Stock markets in Japan, New Zealand and Australia rose Thursday as did their currencies against the U.S. dollar, which slipped on fears that a second Bush term will do little to wind back the American budget deficit. Elsewhere in Asia, stock markets slid back on profit-taking.
Japanese Prime Minister Junichiro Koizumi said he hoped Bush’s win would bring closer ties between Tokyo and Washington.
“The Japan-U.S. alliance is the basis for this country’s security as well as peace and security of the Asia-Pacific region,” he said.
In Seoul, the government said it would continue to “closely cooperate” with Bush for a peaceful resolution of the nuclear dispute with North Korea.
Three rounds of talks on curbing Pyongyang’s nuclear ambitions yielded no breakthroughs, and North Korea rejected a scheduled fourth round. Observers speculated North Korea was holding out for a possible victory by Kerry, who expressed support for bilateral talks favored by the isolated communist nation.
Will North Korea return to table now?
South Korean officials said Thursday they believe North Korea will now return to the six-nation talks among the United States, the two Koreas, China, Japan and Russia.
“North Korea will consider it has to continue to deal with the Bush administration, and there is a possibility that it will respond to the talks,” South Korean Foreign Minister Ban Ki-moon said, according to South Korea’s Yonhap news agency.
North Korea did not immediately comment on Bush’s re-election.
Chinese President Hu Jintao said Beijing looked forward to promoting “constructive cooperative relations” with Washington.
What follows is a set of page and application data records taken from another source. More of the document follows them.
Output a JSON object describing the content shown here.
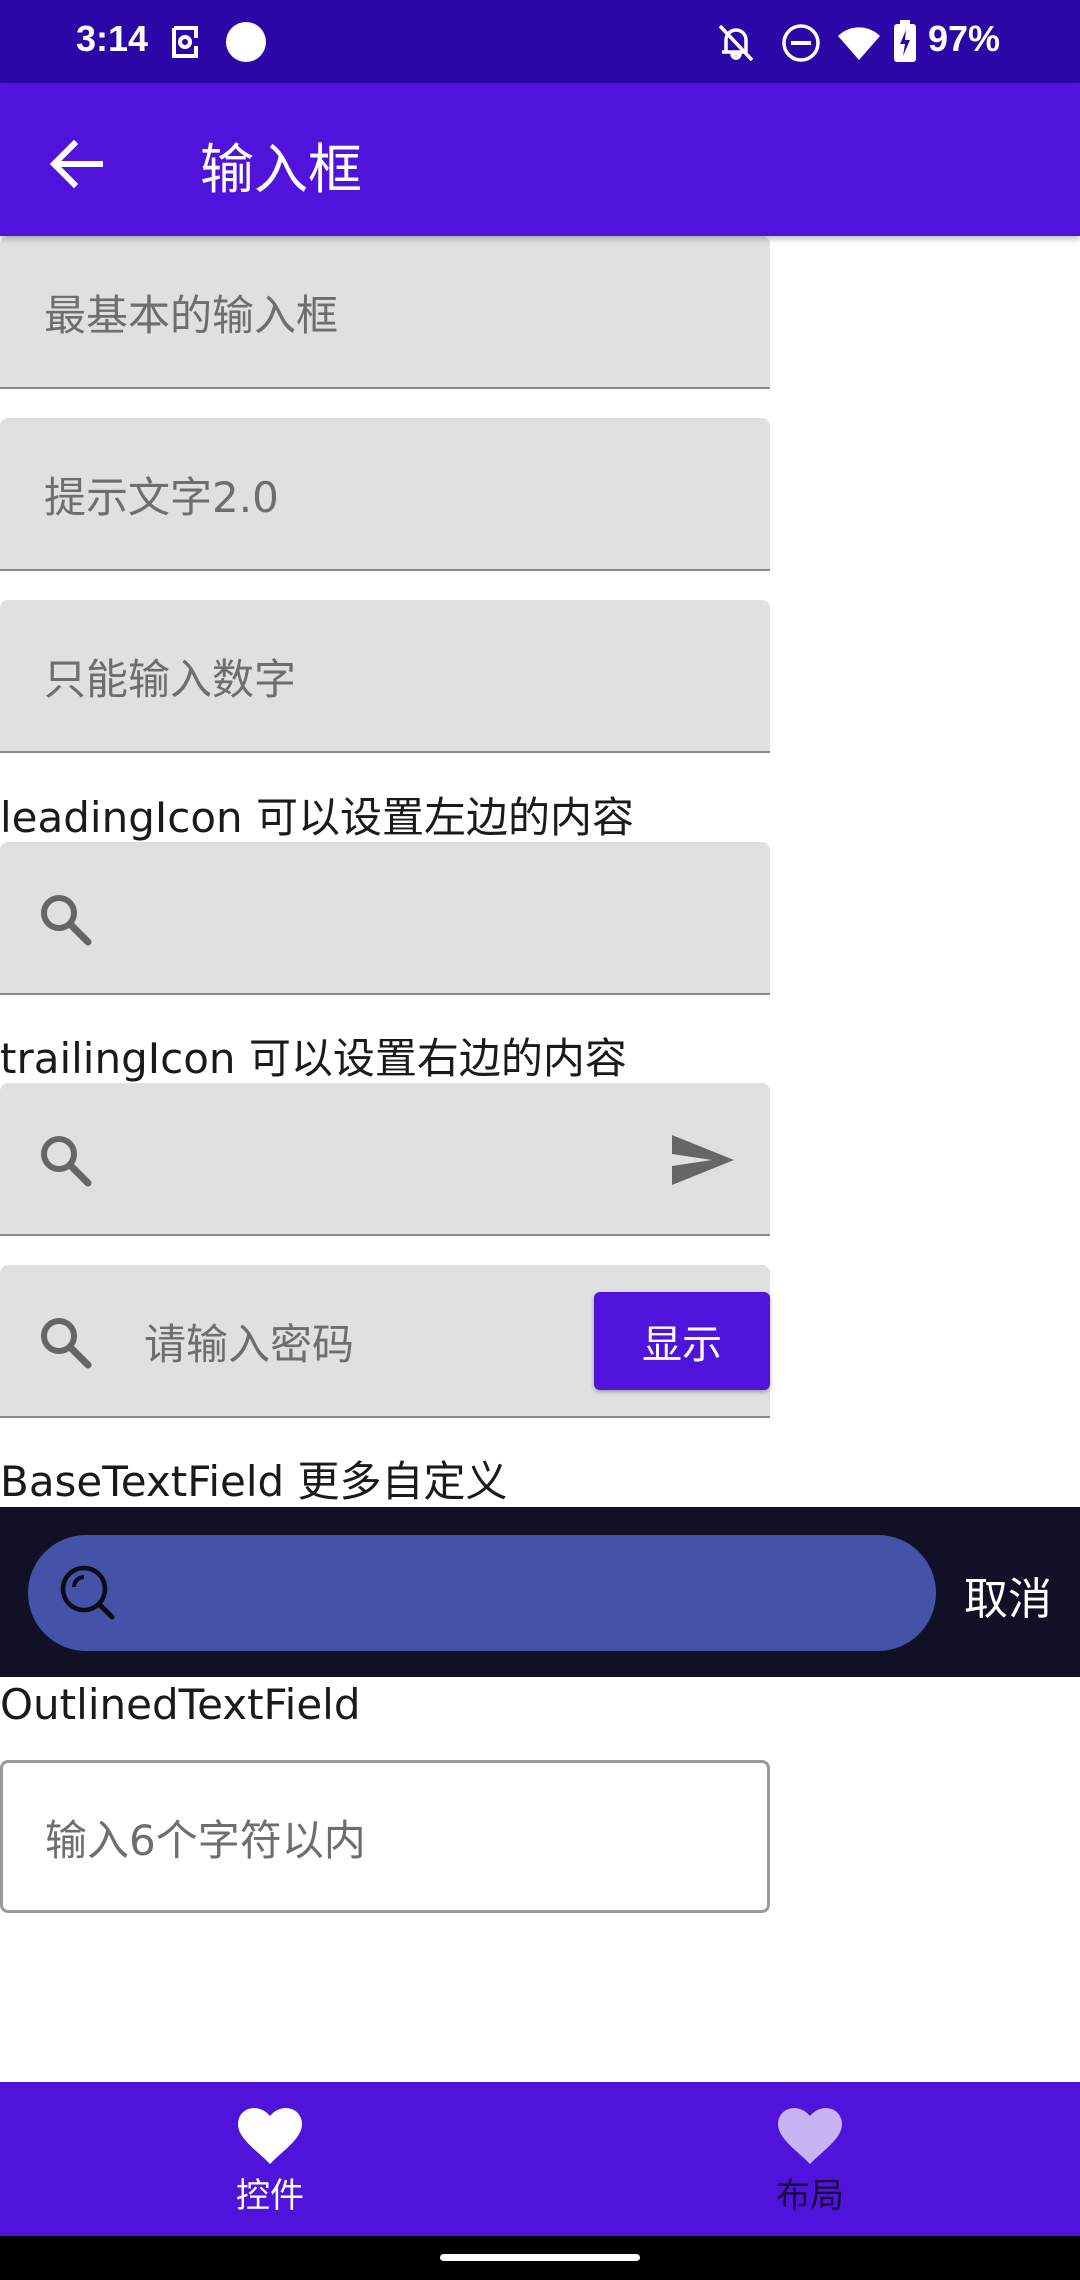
{
  "status_bar": {
    "time": "3:14",
    "battery": "97%",
    "icons": [
      "notification-app-icon",
      "dot-icon",
      "bell-off-icon",
      "do-not-disturb-icon",
      "wifi-icon",
      "battery-icon"
    ]
  },
  "app_bar": {
    "title": "输入框",
    "back_icon": "arrow-back-icon"
  },
  "fields": {
    "basic_placeholder": "最基本的输入框",
    "hint_placeholder": "提示文字2.0",
    "number_placeholder": "只能输入数字",
    "leading_label": "leadingIcon 可以设置左边的内容",
    "trailing_label": "trailingIcon 可以设置右边的内容",
    "password_placeholder": "请输入密码",
    "show_button": "显示",
    "base_label": "BaseTextField 更多自定义",
    "cancel": "取消",
    "outlined_label": "OutlinedTextField",
    "outlined_placeholder": "输入6个字符以内"
  },
  "bottom_nav": {
    "items": [
      {
        "label": "控件",
        "icon": "heart-icon",
        "selected": true
      },
      {
        "label": "布局",
        "icon": "heart-icon",
        "selected": false
      }
    ]
  },
  "colors": {
    "status_bar": "#2a07a6",
    "primary": "#5013db",
    "field_bg": "#e0e0e0",
    "dark_strip": "#101126",
    "pill": "#4452a7"
  }
}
China opposed the war in Iraq, but China-U.S. relations have been mostly smooth over the past few years as its economy and trade with the United States have expanded.
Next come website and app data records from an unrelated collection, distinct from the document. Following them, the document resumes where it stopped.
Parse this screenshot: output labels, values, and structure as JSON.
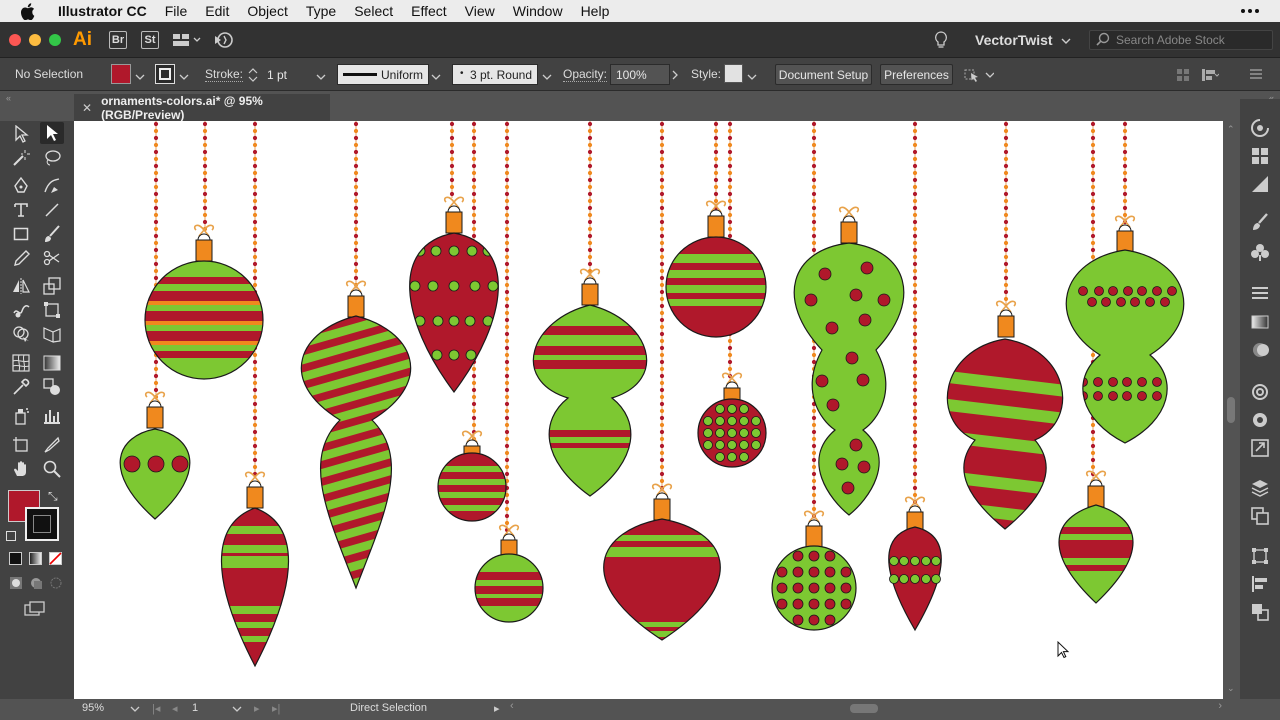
{
  "menubar": {
    "app_name": "Illustrator CC",
    "items": [
      "File",
      "Edit",
      "Object",
      "Type",
      "Select",
      "Effect",
      "View",
      "Window",
      "Help"
    ]
  },
  "appbar": {
    "logo": "Ai",
    "bridge_label": "Br",
    "stock_label": "St",
    "workspace": "VectorTwist",
    "search_placeholder": "Search Adobe Stock"
  },
  "control": {
    "selection_label": "No Selection",
    "fill_color": "#b0182b",
    "stroke_label": "Stroke:",
    "stroke_weight": "1 pt",
    "profile": "Uniform",
    "brush": "3 pt. Round",
    "opacity_label": "Opacity:",
    "opacity_value": "100%",
    "style_label": "Style:",
    "document_setup": "Document Setup",
    "preferences": "Preferences"
  },
  "tab": {
    "title": "ornaments-colors.ai* @ 95% (RGB/Preview)"
  },
  "canvas": {
    "artwork": "holiday-ornaments",
    "colors": {
      "red": "#b0182b",
      "green": "#7dc832",
      "orange": "#f0891e",
      "outline": "#1a1a1a",
      "gold": "#e8a24a"
    }
  },
  "status": {
    "zoom": "95%",
    "artboard": "1",
    "tool": "Direct Selection"
  },
  "colors": {
    "accent": "#ff9a00",
    "panel": "#424242",
    "canvas_bg": "#ffffff"
  }
}
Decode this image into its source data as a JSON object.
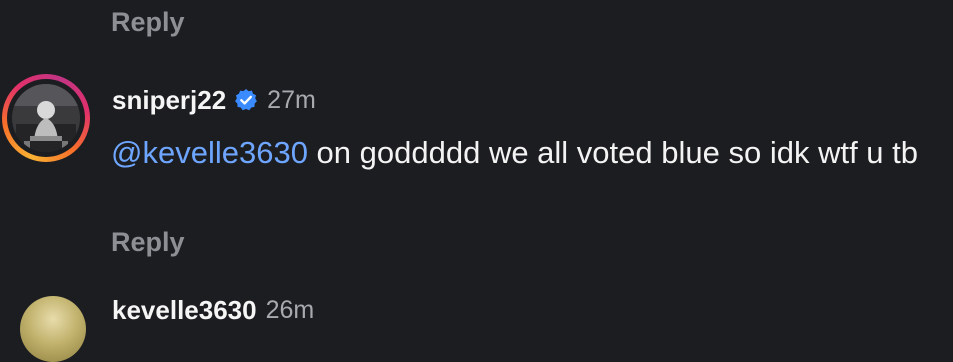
{
  "thread": {
    "top_reply_label": "Reply",
    "comment": {
      "username": "sniperj22",
      "verified_icon": "verified-badge-icon",
      "time": "27m",
      "mention": "@kevelle3630",
      "text": " on goddddd we all voted blue so idk wtf u tb",
      "reply_label": "Reply",
      "avatar_ring_colors": [
        "#f9b233",
        "#f7702a",
        "#e1306c",
        "#c13584"
      ]
    },
    "next_comment": {
      "username": "kevelle3630",
      "time": "26m"
    }
  },
  "colors": {
    "background": "#1c1d21",
    "mention": "#6ea6ff",
    "verified": "#3a8bff",
    "muted": "#8e8f95"
  }
}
The two countries have played “a positive role in promoting peace and development in Asia Pacific and rest of the world,” Hu was cited as saying by the Xinhua news agency.
Philippine President Gloria Macapagal Arroyo, who embraced the U.S.-led war on terror, congratulated Bush, saying, “Our shared political vision encompasses not only blood shed in war but energies put forth to win the peace in many parts of the world, including in our own country.”
Indonesia knows stakes in war on terror
Indonesia, the world’s most populous Muslim nation, which has been hit by a string of deadly attacks by al-Qaida-linked terrorists in recent years, pledged to work closely with Bush in the fight against terrorism.
“As countries that have fallen victims to terrorism, the United States and Indonesia are only too painfully aware of what is at stake,” Foreign Ministry spokesman Marty Natalegawa said.
In Europe, French President Jacques Chirac sent a congratulatory letter saying he hoped Bush’s second term “will be the occasion for strengthening the French-American friendship.”
“We will be unable to find satisfying responses to the numerous challenges that confront us today without a close trans-Atlantic partnership,” wrote Chirac.
German Chancellor Gerhard Schroeder, who also clashed with Bush over Iraq, wrote the president a congratulatory letter expressing “great expectations” for renewed cooperation.
Election interest in Europe was intense, as was the disappointment many felt over Bush’s victory.
“There is a major and lasting lack of understanding between the American people and the rest of the world, in both directions,” said Hubert Vedrine, a former French foreign minister. “Almost all nations, with perhaps three or four exceptions, wanted change.”